- [Your task] Identify all lines of the data containing the string "from" and copy them.
-- Extracted entries follows --
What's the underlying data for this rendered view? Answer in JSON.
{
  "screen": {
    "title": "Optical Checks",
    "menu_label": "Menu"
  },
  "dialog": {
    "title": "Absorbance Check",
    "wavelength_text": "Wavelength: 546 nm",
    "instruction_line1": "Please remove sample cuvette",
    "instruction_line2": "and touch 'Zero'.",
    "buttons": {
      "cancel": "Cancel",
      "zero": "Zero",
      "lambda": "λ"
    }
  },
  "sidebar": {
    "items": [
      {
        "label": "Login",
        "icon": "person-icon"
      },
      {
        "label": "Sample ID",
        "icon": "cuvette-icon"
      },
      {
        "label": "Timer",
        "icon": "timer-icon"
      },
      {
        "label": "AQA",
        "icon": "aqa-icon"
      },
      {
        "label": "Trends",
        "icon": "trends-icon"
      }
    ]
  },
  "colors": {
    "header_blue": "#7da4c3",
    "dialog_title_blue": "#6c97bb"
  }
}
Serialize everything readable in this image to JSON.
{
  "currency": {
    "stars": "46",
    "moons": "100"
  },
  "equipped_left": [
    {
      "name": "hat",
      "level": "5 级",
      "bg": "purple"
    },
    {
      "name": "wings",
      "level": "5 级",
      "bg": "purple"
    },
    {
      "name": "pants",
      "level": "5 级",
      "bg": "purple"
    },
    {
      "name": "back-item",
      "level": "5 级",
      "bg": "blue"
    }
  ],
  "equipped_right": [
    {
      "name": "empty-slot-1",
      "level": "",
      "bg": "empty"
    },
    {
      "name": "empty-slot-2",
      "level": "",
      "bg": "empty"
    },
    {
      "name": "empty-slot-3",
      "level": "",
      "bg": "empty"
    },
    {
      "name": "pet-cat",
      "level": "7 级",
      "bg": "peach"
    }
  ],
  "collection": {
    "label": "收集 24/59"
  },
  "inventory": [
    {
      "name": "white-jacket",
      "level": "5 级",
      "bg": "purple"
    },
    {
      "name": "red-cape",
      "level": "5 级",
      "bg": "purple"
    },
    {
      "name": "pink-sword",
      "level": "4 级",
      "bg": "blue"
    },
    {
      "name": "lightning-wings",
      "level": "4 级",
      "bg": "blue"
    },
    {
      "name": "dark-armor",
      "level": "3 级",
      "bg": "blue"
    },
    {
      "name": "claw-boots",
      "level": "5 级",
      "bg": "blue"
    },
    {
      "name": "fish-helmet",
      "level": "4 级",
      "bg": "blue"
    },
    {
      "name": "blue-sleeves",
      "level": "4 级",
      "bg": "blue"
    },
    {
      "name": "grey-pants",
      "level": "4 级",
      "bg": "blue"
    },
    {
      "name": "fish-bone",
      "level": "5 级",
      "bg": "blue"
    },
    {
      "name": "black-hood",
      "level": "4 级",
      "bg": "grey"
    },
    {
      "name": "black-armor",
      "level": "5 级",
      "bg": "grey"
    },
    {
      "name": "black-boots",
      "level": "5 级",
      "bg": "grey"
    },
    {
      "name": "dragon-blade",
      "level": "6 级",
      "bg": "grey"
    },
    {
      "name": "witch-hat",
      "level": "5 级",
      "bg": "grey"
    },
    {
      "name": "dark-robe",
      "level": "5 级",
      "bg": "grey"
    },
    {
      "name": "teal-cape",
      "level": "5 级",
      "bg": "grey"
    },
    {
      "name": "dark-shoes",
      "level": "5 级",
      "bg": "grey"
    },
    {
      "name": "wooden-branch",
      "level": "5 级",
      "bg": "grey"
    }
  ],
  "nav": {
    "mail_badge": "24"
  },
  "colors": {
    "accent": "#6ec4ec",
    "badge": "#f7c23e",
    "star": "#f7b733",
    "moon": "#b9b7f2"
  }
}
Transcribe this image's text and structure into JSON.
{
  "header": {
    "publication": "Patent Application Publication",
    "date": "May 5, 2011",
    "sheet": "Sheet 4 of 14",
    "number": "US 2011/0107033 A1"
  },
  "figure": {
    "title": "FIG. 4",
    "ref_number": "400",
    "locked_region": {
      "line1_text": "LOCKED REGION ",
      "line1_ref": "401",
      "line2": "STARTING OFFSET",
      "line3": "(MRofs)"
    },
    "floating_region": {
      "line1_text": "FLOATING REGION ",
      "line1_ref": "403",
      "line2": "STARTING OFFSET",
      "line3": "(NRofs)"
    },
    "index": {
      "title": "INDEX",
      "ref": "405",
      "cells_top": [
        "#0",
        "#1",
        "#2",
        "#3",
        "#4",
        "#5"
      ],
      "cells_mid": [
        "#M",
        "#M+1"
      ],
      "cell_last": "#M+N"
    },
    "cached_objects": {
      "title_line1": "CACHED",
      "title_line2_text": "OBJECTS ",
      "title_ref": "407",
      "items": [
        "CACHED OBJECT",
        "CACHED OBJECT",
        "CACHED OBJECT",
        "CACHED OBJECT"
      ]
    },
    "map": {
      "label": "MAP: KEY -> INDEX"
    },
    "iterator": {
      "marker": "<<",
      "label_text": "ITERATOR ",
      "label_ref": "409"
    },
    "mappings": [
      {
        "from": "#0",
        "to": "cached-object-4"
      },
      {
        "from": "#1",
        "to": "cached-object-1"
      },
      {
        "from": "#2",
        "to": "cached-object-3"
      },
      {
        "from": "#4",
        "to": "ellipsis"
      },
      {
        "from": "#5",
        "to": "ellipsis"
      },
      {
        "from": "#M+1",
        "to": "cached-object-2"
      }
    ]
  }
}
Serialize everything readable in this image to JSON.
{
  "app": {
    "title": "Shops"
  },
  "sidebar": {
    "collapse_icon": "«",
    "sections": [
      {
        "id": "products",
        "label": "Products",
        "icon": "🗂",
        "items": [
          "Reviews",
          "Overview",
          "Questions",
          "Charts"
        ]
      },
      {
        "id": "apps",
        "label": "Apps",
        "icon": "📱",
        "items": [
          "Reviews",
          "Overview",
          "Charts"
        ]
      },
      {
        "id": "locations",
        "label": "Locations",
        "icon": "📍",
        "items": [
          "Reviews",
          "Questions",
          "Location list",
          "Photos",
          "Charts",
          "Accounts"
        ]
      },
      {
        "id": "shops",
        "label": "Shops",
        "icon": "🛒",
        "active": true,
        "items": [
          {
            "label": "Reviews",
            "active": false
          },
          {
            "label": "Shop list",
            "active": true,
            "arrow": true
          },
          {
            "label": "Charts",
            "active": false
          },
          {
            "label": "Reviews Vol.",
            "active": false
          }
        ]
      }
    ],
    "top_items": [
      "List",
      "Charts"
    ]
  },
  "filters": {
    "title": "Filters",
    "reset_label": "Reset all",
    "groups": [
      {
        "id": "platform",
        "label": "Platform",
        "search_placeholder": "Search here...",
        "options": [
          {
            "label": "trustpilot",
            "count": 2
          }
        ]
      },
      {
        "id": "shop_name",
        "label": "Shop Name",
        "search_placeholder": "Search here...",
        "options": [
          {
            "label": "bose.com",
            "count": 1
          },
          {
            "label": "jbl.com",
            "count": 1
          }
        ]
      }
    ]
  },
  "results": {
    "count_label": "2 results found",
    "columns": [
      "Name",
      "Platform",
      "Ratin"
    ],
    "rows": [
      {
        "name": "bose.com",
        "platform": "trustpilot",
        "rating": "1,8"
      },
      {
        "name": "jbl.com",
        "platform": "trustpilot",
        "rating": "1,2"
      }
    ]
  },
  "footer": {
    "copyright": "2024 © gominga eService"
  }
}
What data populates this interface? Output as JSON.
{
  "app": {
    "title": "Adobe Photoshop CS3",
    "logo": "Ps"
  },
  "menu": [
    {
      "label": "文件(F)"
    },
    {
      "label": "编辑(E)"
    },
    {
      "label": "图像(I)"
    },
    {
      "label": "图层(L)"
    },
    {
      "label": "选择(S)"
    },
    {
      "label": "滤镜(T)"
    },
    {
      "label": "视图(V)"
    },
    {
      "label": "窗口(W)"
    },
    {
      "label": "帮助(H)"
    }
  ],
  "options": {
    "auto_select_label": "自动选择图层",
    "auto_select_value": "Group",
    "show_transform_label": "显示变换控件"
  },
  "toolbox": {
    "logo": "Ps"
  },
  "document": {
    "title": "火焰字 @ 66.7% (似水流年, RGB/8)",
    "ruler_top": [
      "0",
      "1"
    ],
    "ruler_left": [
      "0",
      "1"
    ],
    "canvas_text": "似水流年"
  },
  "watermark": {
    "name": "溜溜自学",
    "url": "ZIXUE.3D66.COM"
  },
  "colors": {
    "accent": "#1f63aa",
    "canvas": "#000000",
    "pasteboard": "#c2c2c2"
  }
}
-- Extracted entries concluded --
- [Completed task]
        "from": "#0",
        "from": "#1",
        "from": "#2",
        "from": "#4",
        "from": "#5",
        "from": "#M+1",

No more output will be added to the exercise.